## Problem description
For each line below that holds "Python", return the line as it stands.

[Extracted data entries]
______________________________
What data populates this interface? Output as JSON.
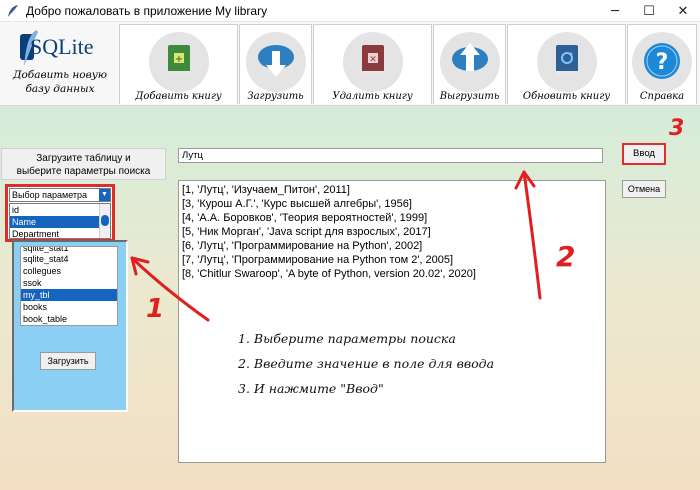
{
  "window": {
    "title": "Добро пожаловать в приложение My library",
    "minimize": "─",
    "maximize": "☐",
    "close": "✕"
  },
  "logo": {
    "brand": "SQLite",
    "line1": "Добавить новую",
    "line2": "базу данных"
  },
  "toolbar": {
    "buttons": [
      {
        "label": "Добавить книгу",
        "icon": "add-book-icon"
      },
      {
        "label": "Загрузить",
        "icon": "cloud-download-icon"
      },
      {
        "label": "Удалить книгу",
        "icon": "delete-book-icon"
      },
      {
        "label": "Выгрузить",
        "icon": "cloud-upload-icon"
      },
      {
        "label": "Обновить книгу",
        "icon": "refresh-book-icon"
      },
      {
        "label": "Справка",
        "icon": "help-icon"
      }
    ]
  },
  "left": {
    "hint_line1": "Загрузите таблицу и",
    "hint_line2": "выберите параметры поиска",
    "param_select": "Выбор параметра",
    "param_options": [
      "id",
      "Name",
      "Department"
    ],
    "tables_partial": "sqlite_stat1",
    "tables": [
      "sqlite_stat4",
      "collegues",
      "ssok",
      "my_tbl",
      "books",
      "book_table"
    ],
    "load_label": "Загрузить"
  },
  "search": {
    "value": "Лутц"
  },
  "buttons": {
    "enter": "Ввод",
    "cancel": "Отмена"
  },
  "results": [
    "[1, 'Лутц', 'Изучаем_Питон', 2011]",
    "[3, 'Курош А.Г.', 'Курс высшей алгебры', 1956]",
    "[4, 'А.А. Боровков', 'Теория вероятностей', 1999]",
    "[5, 'Ник Морган', 'Java script для взрослых', 2017]",
    "[6, 'Лутц', 'Программирование на Python', 2002]",
    "[7, 'Лутц', 'Программирование на Python том 2', 2005]",
    "[8, 'Chitlur Swaroop', 'A byte of Python, version 20.02', 2020]"
  ],
  "annotations": {
    "step1": "1. Выберите параметры поиска",
    "step2": "2. Введите значение в поле для ввода",
    "step3": "3. И нажмите \"Ввод\"",
    "num1": "1",
    "num2": "2",
    "num3": "3"
  }
}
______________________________
## Response area
    "[6, 'Лутц', 'Программирование на Python', 2002]",
    "[7, 'Лутц', 'Программирование на Python том 2', 2005]",
    "[8, 'Chitlur Swaroop', 'A byte of Python, version 20.02', 2020]"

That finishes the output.